# Task description:
Please return all lines of the data below containing the string "code".
⟨
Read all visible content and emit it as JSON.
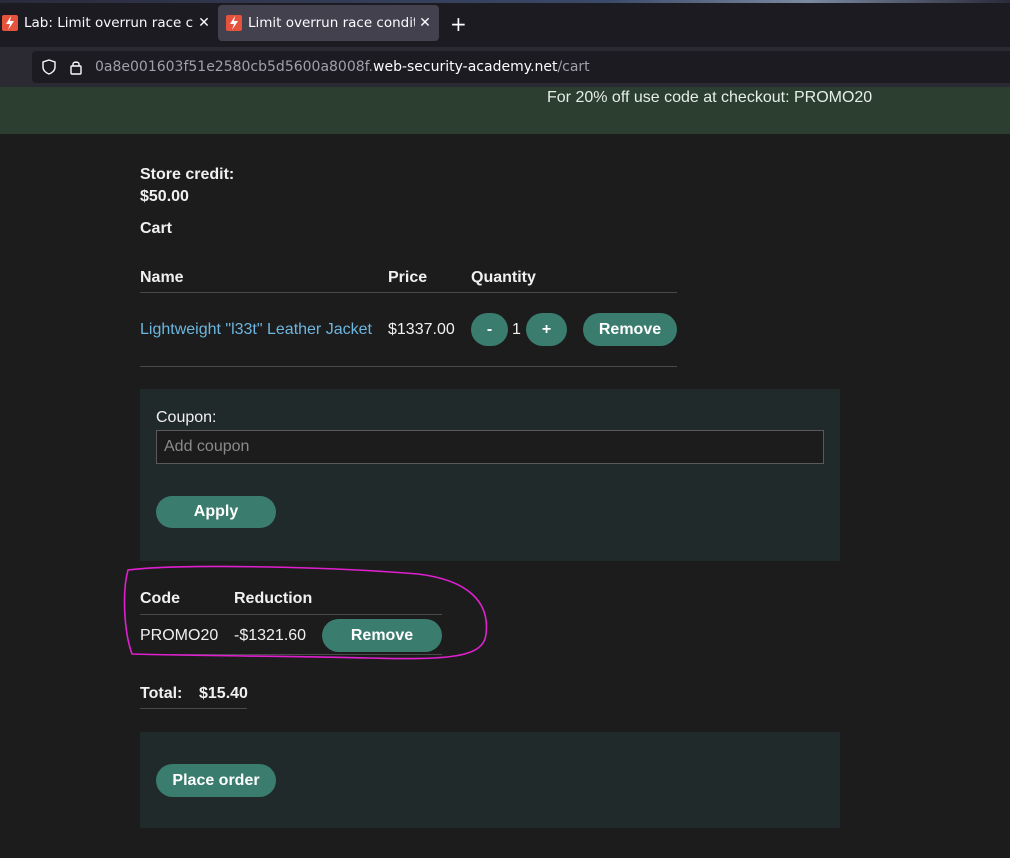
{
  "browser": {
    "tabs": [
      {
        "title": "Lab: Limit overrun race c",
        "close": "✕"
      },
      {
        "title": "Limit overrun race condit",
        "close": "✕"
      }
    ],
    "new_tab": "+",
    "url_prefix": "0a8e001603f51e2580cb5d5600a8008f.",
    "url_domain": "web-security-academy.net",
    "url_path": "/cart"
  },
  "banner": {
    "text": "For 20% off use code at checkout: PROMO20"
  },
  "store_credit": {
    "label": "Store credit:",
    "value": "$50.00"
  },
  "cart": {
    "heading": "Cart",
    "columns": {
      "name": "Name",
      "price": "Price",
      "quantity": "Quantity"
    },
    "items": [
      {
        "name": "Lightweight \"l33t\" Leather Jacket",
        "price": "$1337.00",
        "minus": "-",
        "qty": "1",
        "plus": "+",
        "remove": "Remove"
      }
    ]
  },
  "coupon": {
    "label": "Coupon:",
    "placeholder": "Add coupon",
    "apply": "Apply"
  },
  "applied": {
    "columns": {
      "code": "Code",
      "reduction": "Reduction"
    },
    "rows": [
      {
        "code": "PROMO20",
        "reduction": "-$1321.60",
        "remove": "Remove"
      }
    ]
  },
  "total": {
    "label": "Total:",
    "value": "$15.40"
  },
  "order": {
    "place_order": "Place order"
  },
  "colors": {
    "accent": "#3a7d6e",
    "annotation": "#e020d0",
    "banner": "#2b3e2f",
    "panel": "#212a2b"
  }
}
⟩
# Answer space:
    "text": "For 20% off use code at checkout: PROMO20"
      "code": "Code",
        "code": "PROMO20",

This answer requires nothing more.